All our preaching must measure itself against the saying of Jesus Christ: “My teaching is not mine” (Jn 7:16). We preach not private theories and opinions, but the faith of the Church, whose servants we are. [Priests are not free to preach dissent.] Naturally this should not be taken to mean that I am not completely supportive of this teaching, or solidly anchored in it. In this regard I am always reminded of the words of Saint Augustine: what is so much mine as myself? And what is so little mine as myself? I do not own myself, and I become myself by the very fact that I transcend myself, and thereby become a part of Christ, a part of his body the Church. If we do not preach ourselves, and if we are inwardly so completely one with him who called us to be his ambassadors, that we are shaped by faith and live it, then our preaching will be credible.[Priests must be inwardly converted themselves.] I do not seek to win people for myself, but I give myself. The Curé of Ars was no scholar, no intellectual, we know that. But his preaching touched people’s hearts because his own heart had been touched.
The last keyword that I should like to consider is “zeal for souls”: animarum zelus. It is an old-fashioned expression, not much used these days. In some circles, the word “soul” is virtually banned because – ostensibly – it expresses a body-soul dualism that wrongly compartmentalizes the human being. [Here he is tackling one of the critiques made of the new Missal translation in the context of 'And with your spirit'.]

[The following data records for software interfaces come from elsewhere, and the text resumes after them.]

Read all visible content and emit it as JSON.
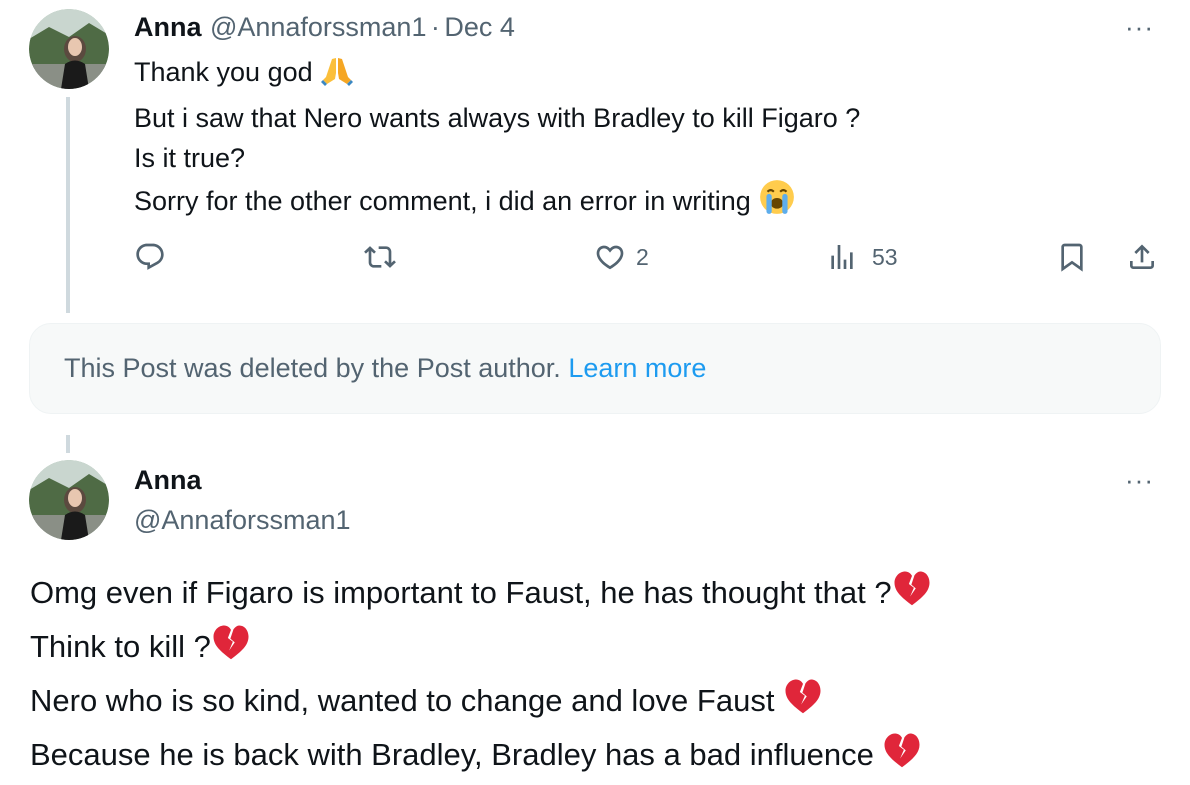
{
  "post1": {
    "display_name": "Anna",
    "handle": "@Annaforssman1",
    "separator": "·",
    "date": "Dec 4",
    "more": "···",
    "lines": [
      "Thank you god",
      "But i saw that Nero wants always with Bradley to kill Figaro ?",
      "Is it true?",
      "Sorry for the other comment, i did an error in writing"
    ],
    "line_emojis": [
      "folded-hands",
      "",
      "",
      "loudly-crying-face"
    ],
    "actions": {
      "reply_icon": "reply-icon",
      "repost_icon": "repost-icon",
      "like_icon": "heart-icon",
      "like_count": "2",
      "views_icon": "views-icon",
      "views_count": "53",
      "bookmark_icon": "bookmark-icon",
      "share_icon": "share-icon"
    }
  },
  "deleted_notice": {
    "text": "This Post was deleted by the Post author.",
    "link": "Learn more"
  },
  "post2": {
    "display_name": "Anna",
    "handle": "@Annaforssman1",
    "more": "···",
    "lines": [
      "Omg even if Figaro is important to Faust, he has thought that ?",
      "Think to kill ?",
      "Nero who is so kind, wanted to change and love Faust ",
      "Because he is back with Bradley, Bradley has a bad influence "
    ],
    "line_emojis": [
      "broken-heart",
      "broken-heart",
      "broken-heart",
      "broken-heart"
    ]
  },
  "colors": {
    "text_primary": "#0f1419",
    "text_secondary": "#536471",
    "link": "#1d9bf0",
    "thread_line": "#cfd9de",
    "broken_heart": "#e0263a"
  }
}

Of course the human person is a unity, destined for eternity as body and soul. And yet that cannot mean that we no longer have a soul,[!] a constituent principle guaranteeing our unity in this life and beyond earthly death. And as priests, of course, we are concerned for the whole person, including his or her physical needs – we care for the hungry, the sick, the homeless. And yet we are concerned not only with the body, but also with the needs of the soul: with those who suffer from the violation of their rights or from destroyed love, with those unable to perceive the truth, those who suffer for lack of truth and love. We are concerned with the salvation of men and women in body and soul. [The concept of the soul is important to the faith, and the primary concern of priests!]
And as priests of Jesus Christ we carry out our task with enthusiasm. No one should ever have the impression that we work conscientiously when on duty, but before and after hours we belong only to ourselves. A priest never belongs to himself. People must sense our zeal, through which we bear credible witness to the Gospel of Jesus Christ. Let us ask the Lord to fill us with joy in his message, so that we may serve his truth and his love with joyful zeal. Amen.